Beyond the aforementioned proposals – including the prospect of raising corporation tax, reforming wealth taxes and avoiding public cuts – one particular aspect of the Resolution Foundation’s report provoked widespread scrutiny. The think-tank suggested that income tax should be raised for those earning above £19,500 per annum and, while it made clear that the rate would increase the higher the tax band, many argued in response to a Sky News tweet on the matter that those earning the least should not be left to pick up the pieces.

Regardless of how minor the increase may be for those whose earnings place them just above this threshold, it is the UK’s highest earners who should be targeted, and not the low-paid. The rising cost of living in the UK has meant that even those earning above £20,000 find themselves struggling to make ends meet, with research carried out by the Joseph Rowntree Foundation suggesting that a lone parent with a pre-school child needs to be earning £28,000 to meet the Minimum Income Standards – a respected barometer of living standards.

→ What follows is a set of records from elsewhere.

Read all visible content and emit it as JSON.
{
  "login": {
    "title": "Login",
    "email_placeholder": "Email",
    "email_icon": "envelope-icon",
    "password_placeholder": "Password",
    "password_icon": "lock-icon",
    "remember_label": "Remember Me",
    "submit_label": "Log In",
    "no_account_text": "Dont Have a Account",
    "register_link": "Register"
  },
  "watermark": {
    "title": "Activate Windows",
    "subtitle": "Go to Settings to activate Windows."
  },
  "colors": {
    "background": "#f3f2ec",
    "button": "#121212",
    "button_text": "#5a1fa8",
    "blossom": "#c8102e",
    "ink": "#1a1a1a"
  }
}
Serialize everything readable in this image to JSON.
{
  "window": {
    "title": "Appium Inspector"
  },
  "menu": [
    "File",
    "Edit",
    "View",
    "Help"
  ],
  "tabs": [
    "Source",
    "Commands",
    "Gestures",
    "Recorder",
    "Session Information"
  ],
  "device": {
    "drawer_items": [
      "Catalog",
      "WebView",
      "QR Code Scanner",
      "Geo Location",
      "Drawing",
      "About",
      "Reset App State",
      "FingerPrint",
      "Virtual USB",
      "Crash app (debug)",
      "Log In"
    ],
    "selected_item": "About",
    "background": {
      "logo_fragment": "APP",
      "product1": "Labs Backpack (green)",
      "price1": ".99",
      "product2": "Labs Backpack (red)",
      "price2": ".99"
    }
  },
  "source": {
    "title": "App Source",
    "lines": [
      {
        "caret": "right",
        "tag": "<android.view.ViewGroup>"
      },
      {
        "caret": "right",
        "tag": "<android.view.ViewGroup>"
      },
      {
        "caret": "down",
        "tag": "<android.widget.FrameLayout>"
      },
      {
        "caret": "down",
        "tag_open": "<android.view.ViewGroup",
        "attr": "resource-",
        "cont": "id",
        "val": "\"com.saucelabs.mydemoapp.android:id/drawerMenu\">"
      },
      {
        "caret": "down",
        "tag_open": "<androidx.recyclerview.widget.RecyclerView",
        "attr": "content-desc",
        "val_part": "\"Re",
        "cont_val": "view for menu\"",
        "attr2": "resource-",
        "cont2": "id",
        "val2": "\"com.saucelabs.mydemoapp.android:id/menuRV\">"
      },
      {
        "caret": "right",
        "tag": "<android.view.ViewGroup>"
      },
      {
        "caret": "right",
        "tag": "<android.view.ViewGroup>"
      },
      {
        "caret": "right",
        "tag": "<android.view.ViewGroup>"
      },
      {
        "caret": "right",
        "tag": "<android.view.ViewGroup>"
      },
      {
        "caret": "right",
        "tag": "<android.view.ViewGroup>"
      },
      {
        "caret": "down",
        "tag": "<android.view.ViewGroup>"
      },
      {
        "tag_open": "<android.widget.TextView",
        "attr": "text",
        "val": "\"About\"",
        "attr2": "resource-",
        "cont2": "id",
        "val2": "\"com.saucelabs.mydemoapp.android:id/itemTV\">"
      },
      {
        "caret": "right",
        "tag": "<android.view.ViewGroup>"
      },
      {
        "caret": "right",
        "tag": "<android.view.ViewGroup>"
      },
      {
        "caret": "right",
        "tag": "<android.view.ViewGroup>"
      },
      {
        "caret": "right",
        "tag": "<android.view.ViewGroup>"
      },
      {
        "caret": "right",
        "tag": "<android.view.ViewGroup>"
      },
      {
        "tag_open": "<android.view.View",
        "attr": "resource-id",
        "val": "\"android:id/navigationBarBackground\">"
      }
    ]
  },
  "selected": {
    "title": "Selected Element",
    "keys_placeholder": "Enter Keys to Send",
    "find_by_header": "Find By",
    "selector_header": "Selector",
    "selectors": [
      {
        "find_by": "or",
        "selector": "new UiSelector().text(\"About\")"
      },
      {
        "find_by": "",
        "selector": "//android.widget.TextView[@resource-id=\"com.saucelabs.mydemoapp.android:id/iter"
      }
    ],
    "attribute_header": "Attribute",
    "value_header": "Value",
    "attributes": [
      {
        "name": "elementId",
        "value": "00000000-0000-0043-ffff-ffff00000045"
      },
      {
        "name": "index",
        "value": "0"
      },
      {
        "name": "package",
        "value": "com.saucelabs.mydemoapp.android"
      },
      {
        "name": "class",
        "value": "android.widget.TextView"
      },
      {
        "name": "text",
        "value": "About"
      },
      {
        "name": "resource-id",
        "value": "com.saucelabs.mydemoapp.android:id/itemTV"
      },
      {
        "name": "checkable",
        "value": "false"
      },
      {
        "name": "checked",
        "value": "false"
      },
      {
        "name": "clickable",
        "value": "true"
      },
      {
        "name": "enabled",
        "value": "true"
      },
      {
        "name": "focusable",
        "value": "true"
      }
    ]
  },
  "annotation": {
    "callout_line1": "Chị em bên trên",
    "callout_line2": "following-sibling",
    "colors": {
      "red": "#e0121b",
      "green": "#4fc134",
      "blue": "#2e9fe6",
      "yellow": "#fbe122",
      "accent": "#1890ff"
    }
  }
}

Instead of targeting the average worker, the government’s economic recovery ought to focus on the super-rich. Along with raising corporation tax and reforming wealth taxes, dealing with tax avoidance and evasion would be a good place for government to focus attention on during this time of crisis. Notably, billionaires have reaped significant profits throughout the course of the pandemic, while vast proportions of the population have faced reduced working hours, furlough and unemployment.

Millionaires for Humanity – a group consisting of 83 of the world’s richest people – has called on governments to increase taxation following the economic downturn caused by Covid-19. In Britain specifically, the highest earners pay significantly less in tax than any of their European counterparts. Somebody earning £80,000 in the UK takes home around £8,000 more than their Dutch equivalent, and £4,000-£5,000 more than those in Germany and Ireland. Raising income tax exclusively for the wealthy in the UK would simply bring us in line with European standards.

And yet, despite these already comparably low rates of income tax, the super-rich are notorious for finding ways of both avoiding and evading paying what they owe. In 2018, around £70 billion of revenue was lost to tax evasion overall in the UK. In 2016, the ‘Panama Papers’ leak highlighted the myriad ways in which the wealthy can exploit secretive offshore tax regimes to limit their tax contributions. Despite Amazon generating around $75.8bn in the UK over the past decade, the company’s two UK subsidiaries had combined tax bills of just £83m during this time, despite its owner, Jeff Bezos, being the world’s richest man. Fair Tax Mark has described how companies such as Amazon, Facebook, Google and Netflix are avoiding tax by shifting revenue and profits through tax havens or low-tax countries. Instead of turning to the public during this time of crisis, we should instead be looking to repair a tax system that has long been broken.